▸ Your goal
Lines holding the word "Personal" are the ones to copy from the data below.

▸ Supplied data
************

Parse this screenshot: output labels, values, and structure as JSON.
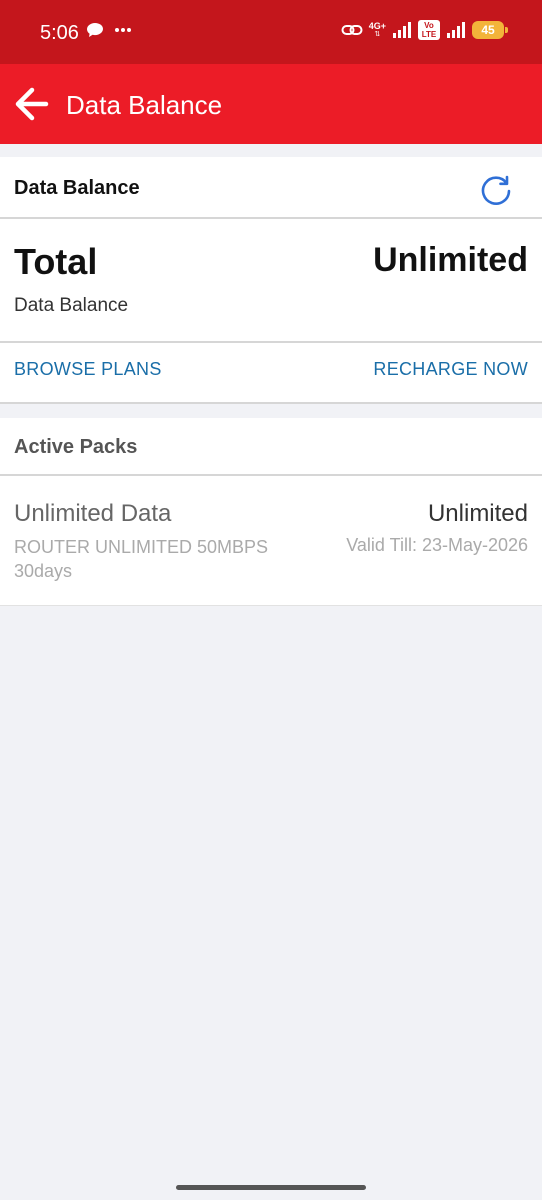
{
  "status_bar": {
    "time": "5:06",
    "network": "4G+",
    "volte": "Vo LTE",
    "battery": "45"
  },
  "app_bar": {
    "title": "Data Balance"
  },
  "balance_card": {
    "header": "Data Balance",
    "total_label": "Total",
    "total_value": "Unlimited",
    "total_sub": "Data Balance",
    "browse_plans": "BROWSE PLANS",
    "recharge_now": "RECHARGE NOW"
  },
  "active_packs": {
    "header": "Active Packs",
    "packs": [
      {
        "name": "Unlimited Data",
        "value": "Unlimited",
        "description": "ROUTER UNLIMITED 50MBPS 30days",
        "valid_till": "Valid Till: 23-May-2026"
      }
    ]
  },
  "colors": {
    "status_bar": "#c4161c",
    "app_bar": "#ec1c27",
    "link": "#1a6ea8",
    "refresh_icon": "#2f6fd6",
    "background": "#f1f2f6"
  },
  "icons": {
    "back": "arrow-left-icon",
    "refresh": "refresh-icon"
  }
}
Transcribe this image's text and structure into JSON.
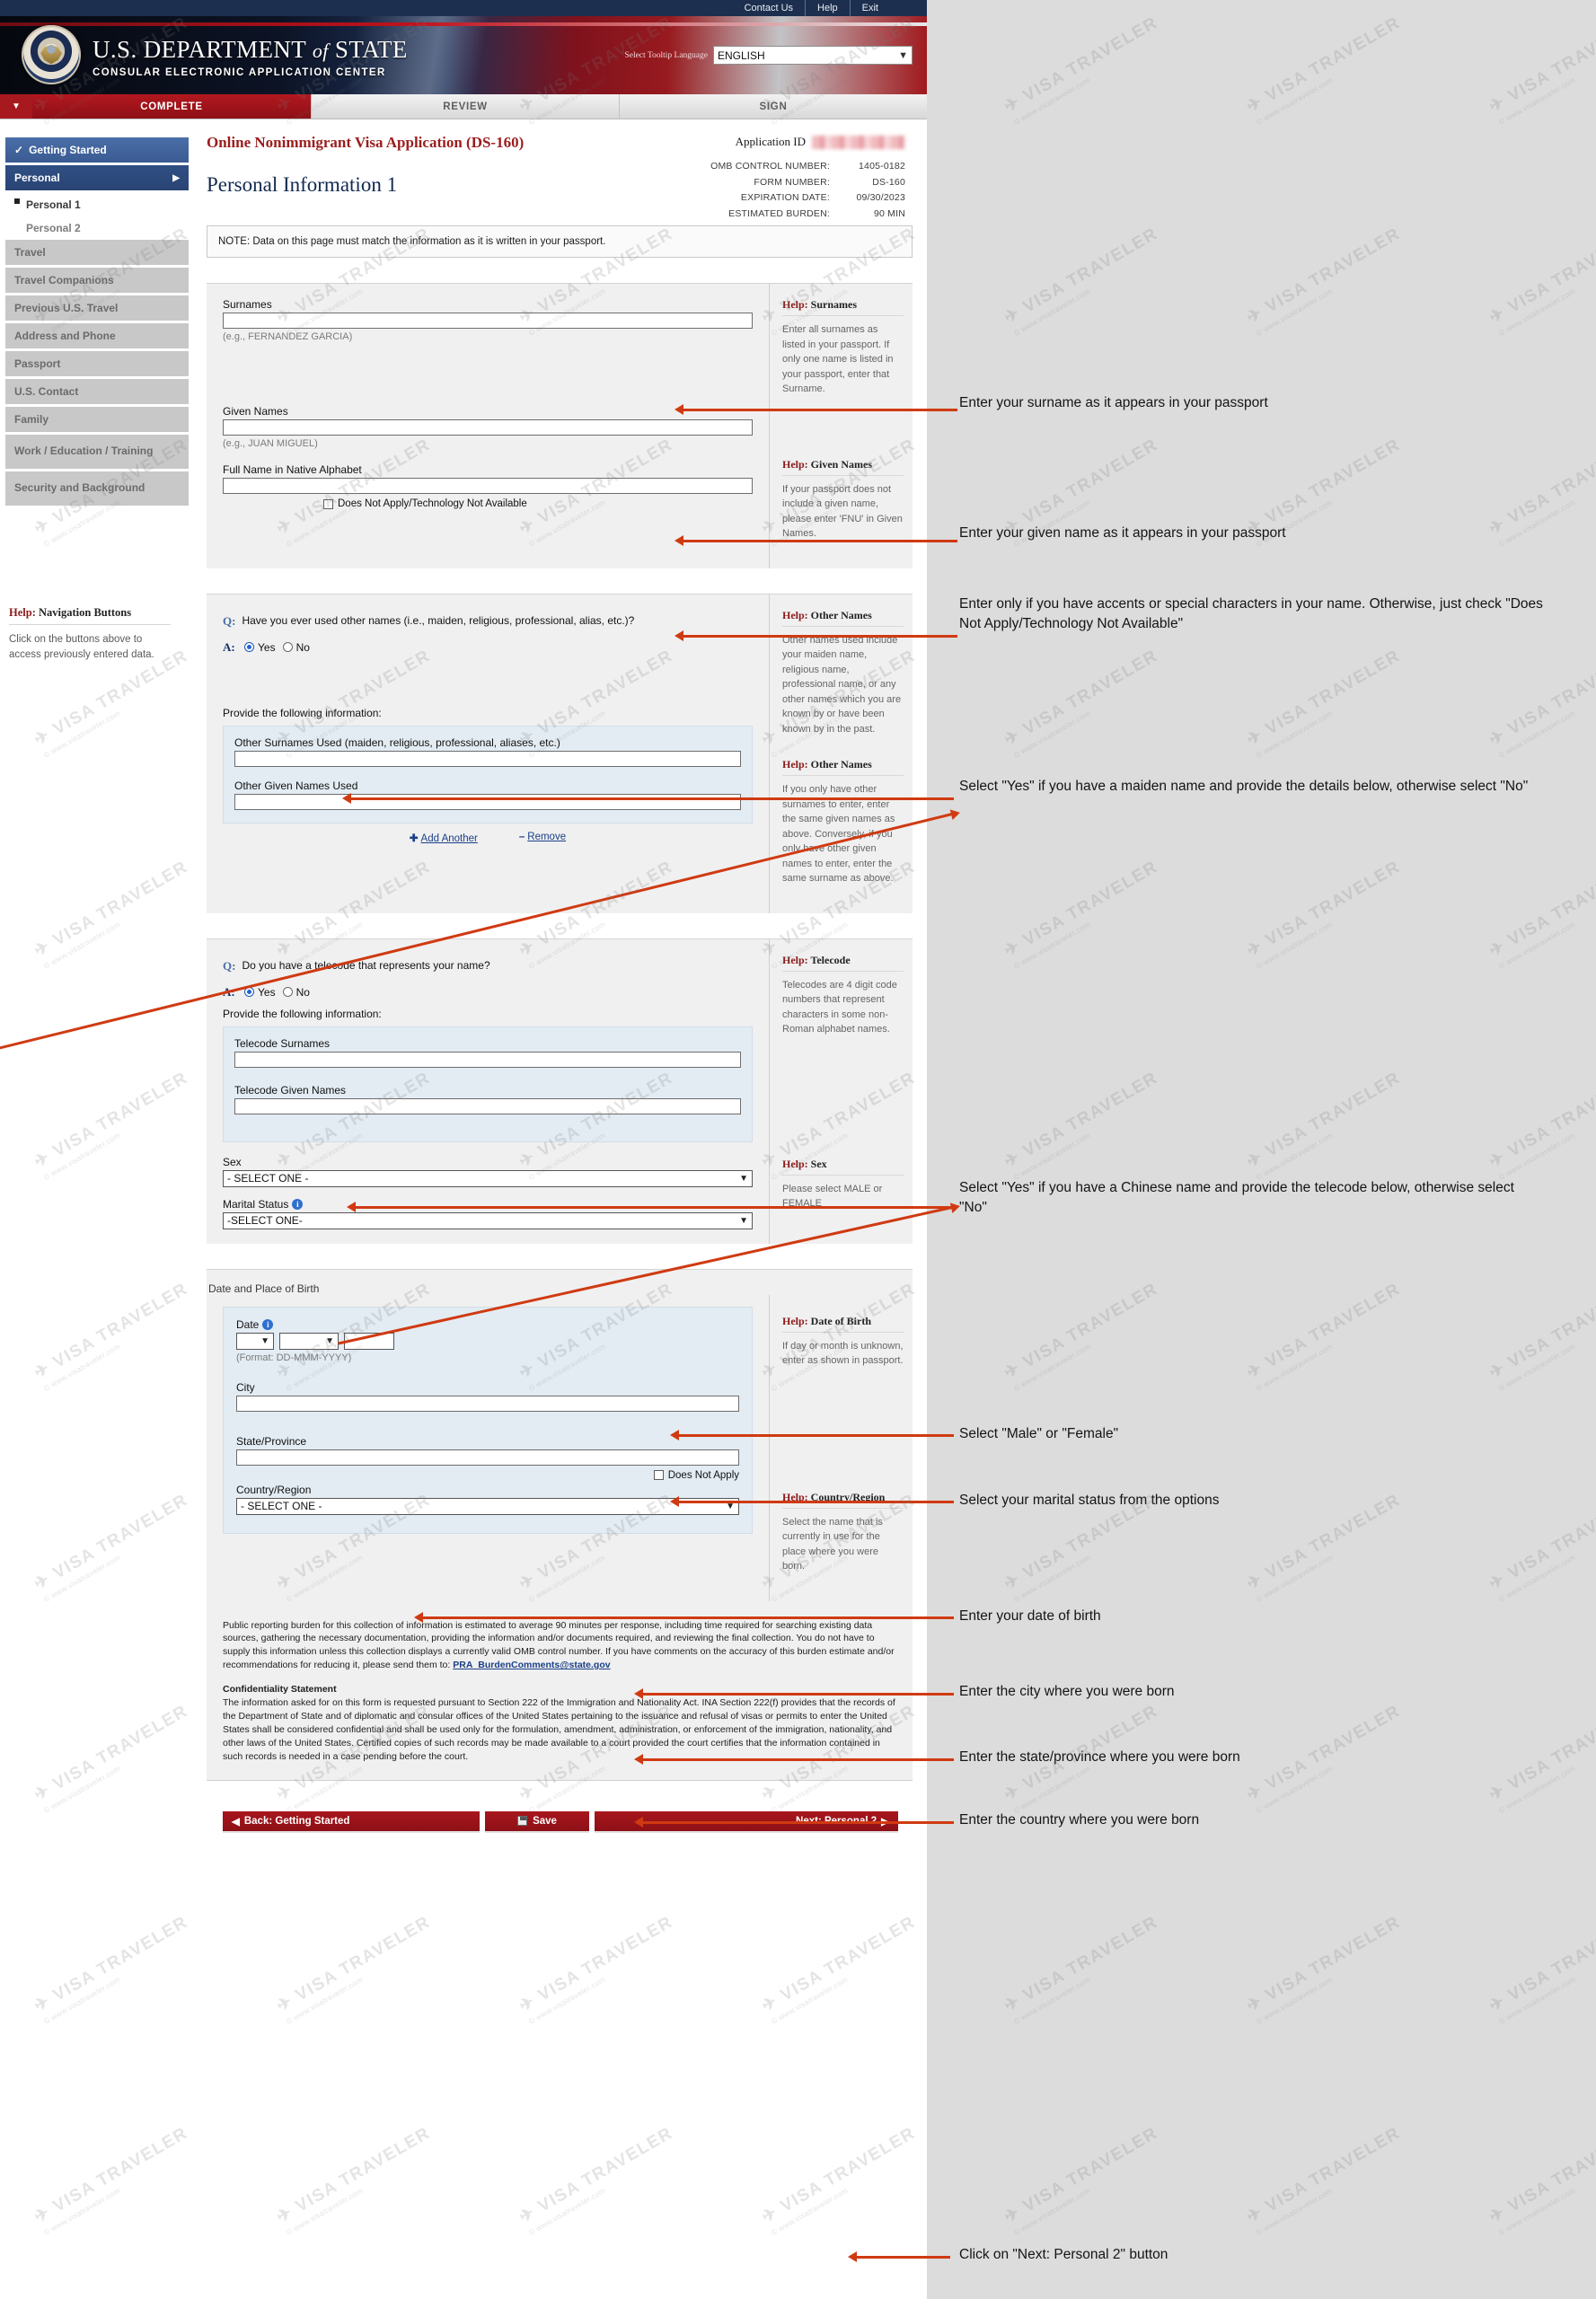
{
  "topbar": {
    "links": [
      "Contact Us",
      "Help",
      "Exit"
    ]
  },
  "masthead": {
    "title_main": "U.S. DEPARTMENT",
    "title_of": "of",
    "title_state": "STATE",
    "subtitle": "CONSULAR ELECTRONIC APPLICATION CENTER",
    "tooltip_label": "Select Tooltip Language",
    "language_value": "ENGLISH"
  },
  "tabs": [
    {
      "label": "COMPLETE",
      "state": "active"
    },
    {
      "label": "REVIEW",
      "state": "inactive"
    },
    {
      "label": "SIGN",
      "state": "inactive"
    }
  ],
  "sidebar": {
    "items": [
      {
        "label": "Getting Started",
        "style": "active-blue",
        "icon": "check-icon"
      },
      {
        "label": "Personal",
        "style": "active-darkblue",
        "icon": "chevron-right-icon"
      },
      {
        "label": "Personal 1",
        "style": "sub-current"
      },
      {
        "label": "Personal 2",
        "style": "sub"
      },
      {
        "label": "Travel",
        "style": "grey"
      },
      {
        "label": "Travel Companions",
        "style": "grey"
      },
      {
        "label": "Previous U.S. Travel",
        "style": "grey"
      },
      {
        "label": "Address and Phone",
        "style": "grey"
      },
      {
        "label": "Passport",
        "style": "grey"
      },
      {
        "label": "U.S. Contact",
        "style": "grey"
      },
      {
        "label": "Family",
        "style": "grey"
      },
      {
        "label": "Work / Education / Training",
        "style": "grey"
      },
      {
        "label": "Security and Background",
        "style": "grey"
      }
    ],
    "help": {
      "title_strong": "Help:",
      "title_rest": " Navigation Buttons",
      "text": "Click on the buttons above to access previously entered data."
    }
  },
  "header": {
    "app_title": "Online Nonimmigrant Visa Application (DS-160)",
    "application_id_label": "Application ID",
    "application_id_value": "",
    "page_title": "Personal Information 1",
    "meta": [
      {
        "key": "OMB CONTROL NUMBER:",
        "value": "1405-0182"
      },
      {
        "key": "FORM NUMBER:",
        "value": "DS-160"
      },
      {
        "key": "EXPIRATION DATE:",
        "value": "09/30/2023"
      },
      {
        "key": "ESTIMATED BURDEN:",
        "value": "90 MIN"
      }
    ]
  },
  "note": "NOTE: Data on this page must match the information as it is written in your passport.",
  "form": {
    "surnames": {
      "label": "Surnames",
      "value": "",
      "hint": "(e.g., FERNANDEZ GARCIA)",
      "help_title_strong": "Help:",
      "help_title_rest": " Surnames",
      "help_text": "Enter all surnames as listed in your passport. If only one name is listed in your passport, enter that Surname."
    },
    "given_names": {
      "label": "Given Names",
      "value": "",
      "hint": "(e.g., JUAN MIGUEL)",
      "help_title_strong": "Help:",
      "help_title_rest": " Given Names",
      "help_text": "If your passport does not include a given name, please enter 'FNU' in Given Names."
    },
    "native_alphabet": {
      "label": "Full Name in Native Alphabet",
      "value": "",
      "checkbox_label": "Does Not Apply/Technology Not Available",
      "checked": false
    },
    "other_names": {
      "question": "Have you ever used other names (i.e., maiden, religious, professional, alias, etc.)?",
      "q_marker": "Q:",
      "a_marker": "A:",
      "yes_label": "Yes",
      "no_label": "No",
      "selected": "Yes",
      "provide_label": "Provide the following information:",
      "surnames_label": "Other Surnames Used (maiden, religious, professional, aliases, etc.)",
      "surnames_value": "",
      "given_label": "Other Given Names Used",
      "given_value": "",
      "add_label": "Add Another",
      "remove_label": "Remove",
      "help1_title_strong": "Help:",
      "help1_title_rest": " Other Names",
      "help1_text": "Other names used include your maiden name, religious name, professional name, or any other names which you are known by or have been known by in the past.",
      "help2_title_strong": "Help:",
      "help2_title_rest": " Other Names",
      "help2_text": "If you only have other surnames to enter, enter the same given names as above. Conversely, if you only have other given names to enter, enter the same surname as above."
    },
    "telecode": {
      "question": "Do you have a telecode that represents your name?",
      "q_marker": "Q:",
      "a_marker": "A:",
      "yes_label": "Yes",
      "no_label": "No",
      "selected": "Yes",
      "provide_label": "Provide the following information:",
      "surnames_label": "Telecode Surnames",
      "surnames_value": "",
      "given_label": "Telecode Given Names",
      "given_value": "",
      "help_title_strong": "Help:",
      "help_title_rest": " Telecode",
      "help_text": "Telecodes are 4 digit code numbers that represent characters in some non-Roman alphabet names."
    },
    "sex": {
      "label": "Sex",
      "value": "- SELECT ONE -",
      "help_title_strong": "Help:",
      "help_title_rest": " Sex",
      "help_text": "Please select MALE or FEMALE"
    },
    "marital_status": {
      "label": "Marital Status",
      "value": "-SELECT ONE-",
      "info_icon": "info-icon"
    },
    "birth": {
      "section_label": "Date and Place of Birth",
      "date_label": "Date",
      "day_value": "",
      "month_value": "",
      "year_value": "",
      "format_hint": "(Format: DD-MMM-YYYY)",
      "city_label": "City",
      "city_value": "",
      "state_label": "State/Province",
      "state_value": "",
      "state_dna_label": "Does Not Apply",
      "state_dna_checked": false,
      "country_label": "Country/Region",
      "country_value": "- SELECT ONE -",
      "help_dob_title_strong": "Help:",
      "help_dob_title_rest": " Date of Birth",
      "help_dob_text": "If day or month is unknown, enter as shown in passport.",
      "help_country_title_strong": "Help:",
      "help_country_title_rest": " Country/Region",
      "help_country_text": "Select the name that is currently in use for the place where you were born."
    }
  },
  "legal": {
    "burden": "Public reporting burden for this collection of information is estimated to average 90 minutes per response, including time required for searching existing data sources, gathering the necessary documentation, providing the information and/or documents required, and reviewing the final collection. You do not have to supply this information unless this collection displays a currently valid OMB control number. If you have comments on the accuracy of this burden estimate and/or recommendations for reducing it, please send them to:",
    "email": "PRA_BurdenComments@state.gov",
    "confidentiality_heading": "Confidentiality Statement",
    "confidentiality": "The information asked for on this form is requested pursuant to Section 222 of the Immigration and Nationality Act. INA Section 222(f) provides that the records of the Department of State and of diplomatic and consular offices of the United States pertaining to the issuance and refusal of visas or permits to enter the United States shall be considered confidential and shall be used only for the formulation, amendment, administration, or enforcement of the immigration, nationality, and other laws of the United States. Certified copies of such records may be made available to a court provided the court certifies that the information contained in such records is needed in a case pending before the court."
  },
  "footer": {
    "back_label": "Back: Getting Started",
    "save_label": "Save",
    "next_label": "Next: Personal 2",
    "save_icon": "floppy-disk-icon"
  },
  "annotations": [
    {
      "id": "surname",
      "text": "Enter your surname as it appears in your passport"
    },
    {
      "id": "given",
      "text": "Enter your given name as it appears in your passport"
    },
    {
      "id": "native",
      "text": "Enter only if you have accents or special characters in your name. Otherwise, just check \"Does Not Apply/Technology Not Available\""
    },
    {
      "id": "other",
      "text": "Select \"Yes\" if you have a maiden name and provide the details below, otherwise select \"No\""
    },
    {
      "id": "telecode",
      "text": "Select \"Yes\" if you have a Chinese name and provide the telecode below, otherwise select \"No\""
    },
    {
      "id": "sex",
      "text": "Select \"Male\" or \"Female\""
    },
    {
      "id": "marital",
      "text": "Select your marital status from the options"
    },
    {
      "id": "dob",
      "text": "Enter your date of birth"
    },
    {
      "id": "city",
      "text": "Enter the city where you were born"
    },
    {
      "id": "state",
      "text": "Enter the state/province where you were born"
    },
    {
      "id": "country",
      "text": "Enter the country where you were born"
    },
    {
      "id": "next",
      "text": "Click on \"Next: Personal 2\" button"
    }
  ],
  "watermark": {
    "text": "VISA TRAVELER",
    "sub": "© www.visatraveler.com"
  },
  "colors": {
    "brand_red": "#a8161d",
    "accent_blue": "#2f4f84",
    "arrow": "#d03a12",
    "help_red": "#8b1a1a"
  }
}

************

▸ Response area
        "label": "Personal",
        "label": "Personal 1",
        "label": "Personal 2",
    "page_title": "Personal Information 1",
    "next_label": "Next: Personal 2",
      "text": "Click on \"Next: Personal 2\" button"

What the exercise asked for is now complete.